-- WHAT IS BEING ASKED --
Filter the records down to the lines that hold the word "content", and copy each of those lines.
******
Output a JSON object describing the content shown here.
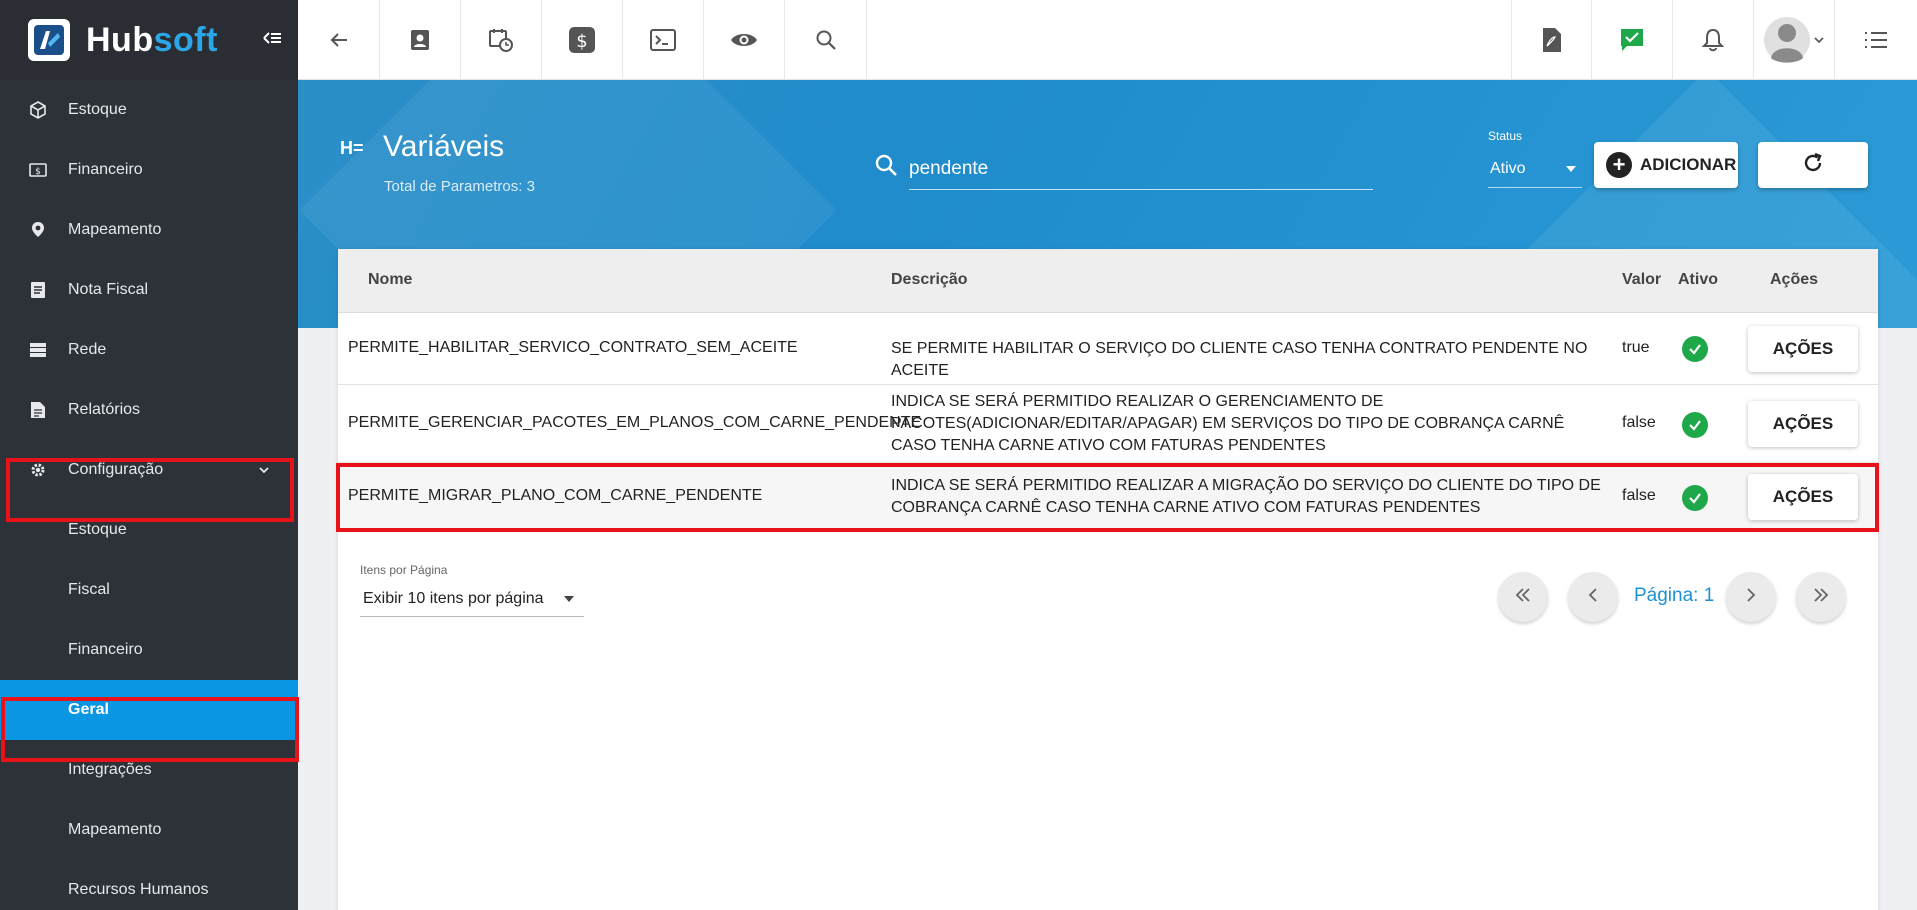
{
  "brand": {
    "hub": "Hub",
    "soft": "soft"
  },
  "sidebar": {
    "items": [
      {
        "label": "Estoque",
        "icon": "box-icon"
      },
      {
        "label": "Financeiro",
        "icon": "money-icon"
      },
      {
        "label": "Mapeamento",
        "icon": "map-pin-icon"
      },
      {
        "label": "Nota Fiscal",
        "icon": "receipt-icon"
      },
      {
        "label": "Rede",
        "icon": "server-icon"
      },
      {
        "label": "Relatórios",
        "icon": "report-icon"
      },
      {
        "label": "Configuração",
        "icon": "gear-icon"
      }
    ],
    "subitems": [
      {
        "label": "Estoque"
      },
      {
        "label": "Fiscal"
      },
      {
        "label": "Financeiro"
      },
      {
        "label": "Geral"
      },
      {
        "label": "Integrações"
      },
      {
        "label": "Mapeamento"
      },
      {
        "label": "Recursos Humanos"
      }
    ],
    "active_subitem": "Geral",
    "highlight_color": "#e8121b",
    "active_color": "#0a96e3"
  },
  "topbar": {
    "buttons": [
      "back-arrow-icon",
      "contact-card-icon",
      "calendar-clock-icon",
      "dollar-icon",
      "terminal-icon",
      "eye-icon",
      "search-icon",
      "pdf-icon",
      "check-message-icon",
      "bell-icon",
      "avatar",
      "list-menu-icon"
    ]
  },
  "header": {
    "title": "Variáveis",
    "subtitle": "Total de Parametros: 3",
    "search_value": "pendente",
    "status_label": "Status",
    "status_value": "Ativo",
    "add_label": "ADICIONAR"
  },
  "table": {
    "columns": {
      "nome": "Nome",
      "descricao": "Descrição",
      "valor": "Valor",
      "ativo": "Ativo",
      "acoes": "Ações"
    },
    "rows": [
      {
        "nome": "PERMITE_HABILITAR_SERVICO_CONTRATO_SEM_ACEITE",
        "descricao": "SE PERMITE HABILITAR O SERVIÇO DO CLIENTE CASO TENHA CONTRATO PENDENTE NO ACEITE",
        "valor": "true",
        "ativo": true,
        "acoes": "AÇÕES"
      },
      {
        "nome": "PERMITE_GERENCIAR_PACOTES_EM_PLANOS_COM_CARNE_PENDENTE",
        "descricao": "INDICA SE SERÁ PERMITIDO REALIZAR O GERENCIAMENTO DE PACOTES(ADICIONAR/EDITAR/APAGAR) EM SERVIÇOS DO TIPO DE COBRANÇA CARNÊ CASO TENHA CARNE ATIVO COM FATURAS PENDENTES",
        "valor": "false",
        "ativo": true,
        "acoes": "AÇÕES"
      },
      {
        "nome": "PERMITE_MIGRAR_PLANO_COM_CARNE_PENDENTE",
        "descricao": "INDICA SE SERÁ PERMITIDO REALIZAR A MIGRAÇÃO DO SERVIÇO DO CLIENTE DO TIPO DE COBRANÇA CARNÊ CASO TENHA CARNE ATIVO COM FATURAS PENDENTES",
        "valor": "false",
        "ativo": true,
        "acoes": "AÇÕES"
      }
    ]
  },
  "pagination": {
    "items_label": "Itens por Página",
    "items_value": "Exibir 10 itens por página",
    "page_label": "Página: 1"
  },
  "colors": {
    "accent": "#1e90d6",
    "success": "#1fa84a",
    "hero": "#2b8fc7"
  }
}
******
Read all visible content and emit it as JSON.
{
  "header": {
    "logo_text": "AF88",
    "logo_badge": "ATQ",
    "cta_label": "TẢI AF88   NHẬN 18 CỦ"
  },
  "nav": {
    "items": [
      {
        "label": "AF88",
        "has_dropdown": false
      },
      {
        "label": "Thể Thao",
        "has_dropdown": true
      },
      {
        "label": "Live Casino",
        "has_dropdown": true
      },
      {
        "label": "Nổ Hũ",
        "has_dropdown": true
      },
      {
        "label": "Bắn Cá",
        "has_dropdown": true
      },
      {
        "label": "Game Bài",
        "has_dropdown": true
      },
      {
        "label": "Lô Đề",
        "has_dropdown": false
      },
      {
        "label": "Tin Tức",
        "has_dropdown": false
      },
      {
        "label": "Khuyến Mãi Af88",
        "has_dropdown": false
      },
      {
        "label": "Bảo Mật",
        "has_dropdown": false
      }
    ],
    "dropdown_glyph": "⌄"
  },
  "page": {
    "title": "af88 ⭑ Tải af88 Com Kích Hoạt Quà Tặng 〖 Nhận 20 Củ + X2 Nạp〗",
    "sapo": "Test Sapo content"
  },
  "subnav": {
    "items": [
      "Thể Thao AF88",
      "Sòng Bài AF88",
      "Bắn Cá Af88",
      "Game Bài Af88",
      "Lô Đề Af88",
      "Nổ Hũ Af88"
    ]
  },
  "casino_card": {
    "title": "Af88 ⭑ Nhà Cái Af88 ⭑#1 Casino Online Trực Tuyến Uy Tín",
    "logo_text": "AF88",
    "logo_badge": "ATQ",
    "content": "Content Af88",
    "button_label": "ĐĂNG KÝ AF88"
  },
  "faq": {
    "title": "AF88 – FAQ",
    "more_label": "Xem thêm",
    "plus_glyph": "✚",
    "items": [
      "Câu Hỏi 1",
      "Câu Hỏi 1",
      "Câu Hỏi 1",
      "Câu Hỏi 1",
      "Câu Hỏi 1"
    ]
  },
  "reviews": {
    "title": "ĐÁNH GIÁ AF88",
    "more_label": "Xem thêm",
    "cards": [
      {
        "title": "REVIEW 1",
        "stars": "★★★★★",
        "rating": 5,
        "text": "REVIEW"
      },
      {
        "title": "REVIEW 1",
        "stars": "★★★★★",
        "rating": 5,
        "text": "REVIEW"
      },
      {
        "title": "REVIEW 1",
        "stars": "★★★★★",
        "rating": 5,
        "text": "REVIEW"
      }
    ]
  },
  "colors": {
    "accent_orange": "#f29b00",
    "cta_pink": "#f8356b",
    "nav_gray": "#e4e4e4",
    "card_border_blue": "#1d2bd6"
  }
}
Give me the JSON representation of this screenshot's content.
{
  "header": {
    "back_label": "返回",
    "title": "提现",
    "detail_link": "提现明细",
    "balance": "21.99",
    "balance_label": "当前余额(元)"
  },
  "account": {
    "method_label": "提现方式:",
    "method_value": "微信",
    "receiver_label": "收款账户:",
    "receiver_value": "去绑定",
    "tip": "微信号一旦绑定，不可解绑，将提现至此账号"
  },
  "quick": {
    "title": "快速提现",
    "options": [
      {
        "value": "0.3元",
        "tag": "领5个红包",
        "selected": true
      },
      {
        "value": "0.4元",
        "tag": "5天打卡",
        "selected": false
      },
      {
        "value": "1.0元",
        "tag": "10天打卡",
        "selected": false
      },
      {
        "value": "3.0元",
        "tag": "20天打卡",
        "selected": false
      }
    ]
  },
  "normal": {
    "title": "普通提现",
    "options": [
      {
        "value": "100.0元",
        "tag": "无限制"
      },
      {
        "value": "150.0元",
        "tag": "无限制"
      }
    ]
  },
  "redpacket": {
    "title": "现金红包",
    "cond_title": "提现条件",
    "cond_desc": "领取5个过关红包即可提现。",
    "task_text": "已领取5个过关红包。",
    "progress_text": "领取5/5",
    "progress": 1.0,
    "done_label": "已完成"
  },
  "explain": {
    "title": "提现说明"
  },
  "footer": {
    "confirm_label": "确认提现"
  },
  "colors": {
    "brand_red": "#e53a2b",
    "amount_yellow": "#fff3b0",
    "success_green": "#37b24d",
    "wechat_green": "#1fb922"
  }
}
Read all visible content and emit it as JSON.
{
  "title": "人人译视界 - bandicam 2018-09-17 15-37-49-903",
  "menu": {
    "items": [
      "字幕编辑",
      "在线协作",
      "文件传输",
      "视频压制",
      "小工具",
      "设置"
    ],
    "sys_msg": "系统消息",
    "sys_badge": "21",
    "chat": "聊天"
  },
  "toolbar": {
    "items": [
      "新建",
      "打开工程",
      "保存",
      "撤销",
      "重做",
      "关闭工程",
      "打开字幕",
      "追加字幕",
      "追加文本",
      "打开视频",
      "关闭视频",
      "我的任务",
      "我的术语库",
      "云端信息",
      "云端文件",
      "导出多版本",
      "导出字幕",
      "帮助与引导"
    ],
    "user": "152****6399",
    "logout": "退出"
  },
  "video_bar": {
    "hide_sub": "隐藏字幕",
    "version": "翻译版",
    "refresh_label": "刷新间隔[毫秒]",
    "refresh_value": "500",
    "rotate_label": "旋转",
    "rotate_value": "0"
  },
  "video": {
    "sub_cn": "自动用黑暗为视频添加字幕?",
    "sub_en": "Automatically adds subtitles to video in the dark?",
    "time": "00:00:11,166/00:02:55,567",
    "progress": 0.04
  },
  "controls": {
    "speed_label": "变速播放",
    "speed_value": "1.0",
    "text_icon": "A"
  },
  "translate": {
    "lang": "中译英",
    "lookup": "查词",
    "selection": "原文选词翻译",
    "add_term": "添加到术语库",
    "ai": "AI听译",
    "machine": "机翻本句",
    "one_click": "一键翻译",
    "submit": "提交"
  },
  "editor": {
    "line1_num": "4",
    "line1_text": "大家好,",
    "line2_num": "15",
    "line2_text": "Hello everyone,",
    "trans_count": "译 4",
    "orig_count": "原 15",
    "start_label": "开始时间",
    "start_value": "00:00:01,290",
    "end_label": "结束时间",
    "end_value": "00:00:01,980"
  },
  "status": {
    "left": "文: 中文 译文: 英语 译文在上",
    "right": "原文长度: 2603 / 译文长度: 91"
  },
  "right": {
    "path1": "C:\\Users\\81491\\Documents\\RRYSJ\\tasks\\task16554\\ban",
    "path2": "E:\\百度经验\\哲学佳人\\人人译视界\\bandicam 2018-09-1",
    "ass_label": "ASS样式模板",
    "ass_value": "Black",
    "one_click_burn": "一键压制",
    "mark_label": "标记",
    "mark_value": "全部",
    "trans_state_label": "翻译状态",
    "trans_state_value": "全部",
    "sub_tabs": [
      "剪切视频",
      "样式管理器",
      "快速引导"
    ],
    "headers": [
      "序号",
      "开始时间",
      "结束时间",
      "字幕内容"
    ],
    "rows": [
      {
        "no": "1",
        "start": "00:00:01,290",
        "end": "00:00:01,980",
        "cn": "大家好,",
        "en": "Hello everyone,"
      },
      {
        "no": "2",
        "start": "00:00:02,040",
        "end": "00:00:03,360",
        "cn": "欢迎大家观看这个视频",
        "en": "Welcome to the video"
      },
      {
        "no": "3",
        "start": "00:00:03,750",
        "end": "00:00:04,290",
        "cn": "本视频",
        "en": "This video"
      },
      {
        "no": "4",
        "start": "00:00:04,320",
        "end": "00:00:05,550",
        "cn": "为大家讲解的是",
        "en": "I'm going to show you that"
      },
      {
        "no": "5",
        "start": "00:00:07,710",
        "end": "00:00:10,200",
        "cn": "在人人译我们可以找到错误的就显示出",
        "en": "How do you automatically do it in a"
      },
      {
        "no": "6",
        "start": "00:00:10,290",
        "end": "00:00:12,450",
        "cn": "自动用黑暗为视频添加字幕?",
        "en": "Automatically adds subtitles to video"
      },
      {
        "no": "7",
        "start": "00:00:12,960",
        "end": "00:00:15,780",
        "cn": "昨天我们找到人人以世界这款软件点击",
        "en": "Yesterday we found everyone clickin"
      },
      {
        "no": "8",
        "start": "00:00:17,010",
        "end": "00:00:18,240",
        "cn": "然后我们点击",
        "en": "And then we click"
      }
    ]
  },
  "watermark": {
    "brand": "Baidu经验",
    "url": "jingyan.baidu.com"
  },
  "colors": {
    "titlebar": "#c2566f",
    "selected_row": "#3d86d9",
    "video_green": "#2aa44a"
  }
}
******
-- RESPONSE BELOW --
Output a JSON object describing the content shown here.
Read all visible content and emit it as JSON.
    "sapo": "Test Sapo content"
    "content": "Content Af88",
Give me the JSON representation of this screenshot's content.
Read all visible content and emit it as JSON.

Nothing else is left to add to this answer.